Fucked Up Evolve By Accident

Fucked Up Interview For Northern Transmissions
Fucked Up by John Londono

Damian Abraham’s budding entertainment career presented a unique challenge to Fucked Up. Recording with a wider range of vocalists meant more stylistic freedom for Fucked Up, who came into their new sounds without any pretense. We caught up with Fucked Up writer Mike Haliechuk ahead of their North American tour dates to discuss their unbridled creativity and how they view the idea of concept records.

Northern Transmissions:  How did you want to tackle consumerism as a concept on “Accelerate” and how did you want to translate this into your video?

Mike Haliechuk: The video is just meant to illustrate consumerism, and all those sweeping shots were supposed to illustrate the human aspects of inanimate objects.
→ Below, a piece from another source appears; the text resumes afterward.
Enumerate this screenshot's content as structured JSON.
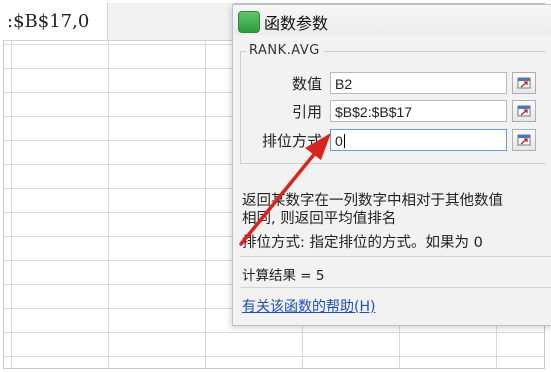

It seems weird on the surface but it’s very common to treat products like they’re your friends in that way.

NT: How did you want to expand on your David character’s story on this song too and how has he evolved for you since his first appearance?

MH: This is his third record now. It’s not so much that he has an evolving story, or that we’re trying to sell the story of David. It’s just that when we have more a of an extended narrative to say, David stands in for us or an experience we’ve had. It’s really just a device for us to talk about things we otherwise wouldn’t want to discuss about ourselves specifically.

NT: I was interested to hear what lead to a less Damian-driven vocal side of Fucked Up this time and how you wanted to explore that side of the band’s sound with your other members?

MH: It was one of those things, where it was kind of a constraint but it became a happy accident. He had a lot of other shit he was working on, and he felt pretty trepid about what his role in the album would be. So I just had this constraint where he wouldn’t be on everything and had to think about the album differently. I tried to write some harder songs to fit him into the record, so I was working out how write songs for him but he didn’t feel it. The ensemble cast concept idea was his idea a few years back, where he would just be one of the voices. This isn’t totally that record but it certainly worked out in an interesting way.

NT: How were people tackling their parts differently on this record, and how did going into this record blind open you up?

MH: We didn’t have anything written going in. It wasn’t an experiment or anything but Jonah was in another country with a grant expiring. All of a sudden we needed the record to happen very soon. So we booked time and didn’t know if we’d even have an album coming out of that. We’ve been a band together for so long though, so like now Jonah is at school and I’m doing cello, so we were really just in a different space this time around.

NT: I also understand you wanted to step away from Glass Boys on Dose Your Dreams and push limits by taking as many risks as you could?  

MH: The last record was just as much of a challenge and a risk for us, but it just didn’t work. It was a year and a half, we used a bunch of different studios and had double drums, so the whole thing was more of a technical risk. We had months where four engineers were trying to get things to work together. This time around was much more fun and there was an exciting energy making it.

NT: On another note how did J Mascis and Lido Pimienta get involved and what was that energy in the studio?

MH: J we’d done stuff with before, and he has his own studio. With J we just kind of track with him and its less of this collaborative thing. Lido is our ally, and I’ve booked her a bunch and she’s my neighbour too. I wanted her on the record, so we got her in and just tried messing around for an hour to see what we could do.

NT: What’s fuelled these companion records like Raise Your Voice Joyce, and how are you planning to drip them out?

MH: A bunch of it is out now. But for us it doesn’t feel like a lot of work now, since we were in the studio for two years. To come out with a few LPs and a couple singles doesn’t seem like a stretch now. It almost seems like we could’ve done more, though it all comes out once for you guys. It’s just going to be stuff coming out on an ongoing basis, just maybe not with much fanfare.

NT: What led to a more thematically-focused album and how do you see concept albums for you these days?

MH: That’s just a way to interpret the record. Once we realized we had all this music, the next ideas that we would take it further. The definitions aren’t really from us, because you don’t really think about what categories your record fits in when you’re making it. This time we definitely tried to make something bigger, that’s undeniable.

Words by Owen Maxwell

 

Fucked Up Tour Dates:

Nov 08 Brooklyn, NY – Market Hotel
Nov 10 Washington, DC – Rock & Roll Hotel
Nov 11 Raleigh, NC – Kings
Nov 12 Atlanta, GA – The Masquerade (Purgatory Stage)
Nov 13 Nashville, TN – The High Watt
Nov 14 St. Louis, MO – Fubar
Nov 16 Chicago, IL – Lincoln Hall
Nov 17 Detroit, MI – El Club
Dec 04 Phoenix, AZ – The Crescent Ballroom
Dec 05 San Diego, CA – Soda Bar
Dec 06 Los Angeles, CA – Echoplex
Dec 07 Pomona, CA – The Glass House
Dec 08 Berkeley, CA – Cornerstone
Dec 10 Portland, OR – Mississippi Studios
Dec 11 Seattle, WA – The Crocodile
Dec 12 Vancouver, BC – Fox Cabaret